INFORMATION SHOWN:
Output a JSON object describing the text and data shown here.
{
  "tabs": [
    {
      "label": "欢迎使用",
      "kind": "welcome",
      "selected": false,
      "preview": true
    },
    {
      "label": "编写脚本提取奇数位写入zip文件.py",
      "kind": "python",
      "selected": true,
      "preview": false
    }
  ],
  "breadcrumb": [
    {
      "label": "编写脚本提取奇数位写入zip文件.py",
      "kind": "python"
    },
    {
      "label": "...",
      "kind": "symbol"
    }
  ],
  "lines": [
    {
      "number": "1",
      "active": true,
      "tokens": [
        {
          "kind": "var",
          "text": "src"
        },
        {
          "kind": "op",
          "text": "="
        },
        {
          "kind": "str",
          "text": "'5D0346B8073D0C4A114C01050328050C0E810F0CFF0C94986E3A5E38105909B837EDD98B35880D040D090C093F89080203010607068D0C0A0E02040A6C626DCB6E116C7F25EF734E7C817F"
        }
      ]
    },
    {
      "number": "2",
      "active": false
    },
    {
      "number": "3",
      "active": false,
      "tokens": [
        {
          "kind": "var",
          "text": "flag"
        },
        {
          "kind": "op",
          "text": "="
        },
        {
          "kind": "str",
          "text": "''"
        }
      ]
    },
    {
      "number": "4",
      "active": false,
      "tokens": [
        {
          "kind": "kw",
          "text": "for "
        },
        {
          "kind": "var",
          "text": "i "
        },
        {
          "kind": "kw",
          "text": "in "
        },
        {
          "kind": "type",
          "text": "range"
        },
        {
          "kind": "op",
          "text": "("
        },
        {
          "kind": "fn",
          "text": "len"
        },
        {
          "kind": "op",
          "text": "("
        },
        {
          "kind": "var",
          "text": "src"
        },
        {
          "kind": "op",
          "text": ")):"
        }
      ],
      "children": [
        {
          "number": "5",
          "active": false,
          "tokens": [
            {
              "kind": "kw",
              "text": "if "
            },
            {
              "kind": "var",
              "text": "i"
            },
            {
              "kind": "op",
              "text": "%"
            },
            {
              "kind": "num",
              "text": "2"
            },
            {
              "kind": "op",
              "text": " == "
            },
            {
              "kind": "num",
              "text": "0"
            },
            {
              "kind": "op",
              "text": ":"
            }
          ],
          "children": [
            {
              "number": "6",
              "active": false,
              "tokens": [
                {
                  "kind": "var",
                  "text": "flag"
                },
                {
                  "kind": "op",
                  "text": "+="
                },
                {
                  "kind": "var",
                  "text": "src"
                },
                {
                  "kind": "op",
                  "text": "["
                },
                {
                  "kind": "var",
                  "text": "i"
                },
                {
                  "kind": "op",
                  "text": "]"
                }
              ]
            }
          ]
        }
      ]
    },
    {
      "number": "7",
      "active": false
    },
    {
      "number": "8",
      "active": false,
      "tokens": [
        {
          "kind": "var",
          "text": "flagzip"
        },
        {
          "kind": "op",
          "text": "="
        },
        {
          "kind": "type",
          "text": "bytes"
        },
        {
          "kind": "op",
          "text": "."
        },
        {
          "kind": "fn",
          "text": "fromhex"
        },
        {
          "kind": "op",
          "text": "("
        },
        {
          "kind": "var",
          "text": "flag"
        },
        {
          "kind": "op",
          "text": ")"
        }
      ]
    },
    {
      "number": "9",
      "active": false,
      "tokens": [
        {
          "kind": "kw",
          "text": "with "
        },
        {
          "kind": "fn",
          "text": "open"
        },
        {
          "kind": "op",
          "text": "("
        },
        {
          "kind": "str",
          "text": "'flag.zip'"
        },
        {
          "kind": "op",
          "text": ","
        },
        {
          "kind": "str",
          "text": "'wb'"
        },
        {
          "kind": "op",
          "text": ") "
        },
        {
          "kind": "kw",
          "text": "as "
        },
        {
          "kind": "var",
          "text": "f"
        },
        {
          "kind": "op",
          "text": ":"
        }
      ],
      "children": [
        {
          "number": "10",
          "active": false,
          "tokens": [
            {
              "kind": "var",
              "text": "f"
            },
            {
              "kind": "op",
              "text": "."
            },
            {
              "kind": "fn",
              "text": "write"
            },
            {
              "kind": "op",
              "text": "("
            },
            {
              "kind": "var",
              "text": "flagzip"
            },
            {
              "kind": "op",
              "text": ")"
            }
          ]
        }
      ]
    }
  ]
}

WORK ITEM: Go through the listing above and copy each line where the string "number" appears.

ANSWER FOR THE TASK:
      "number": "1",
      "number": "2",
      "number": "3",
      "number": "4",
          "number": "5",
              "number": "6",
      "number": "7",
      "number": "8",
      "number": "9",
          "number": "10",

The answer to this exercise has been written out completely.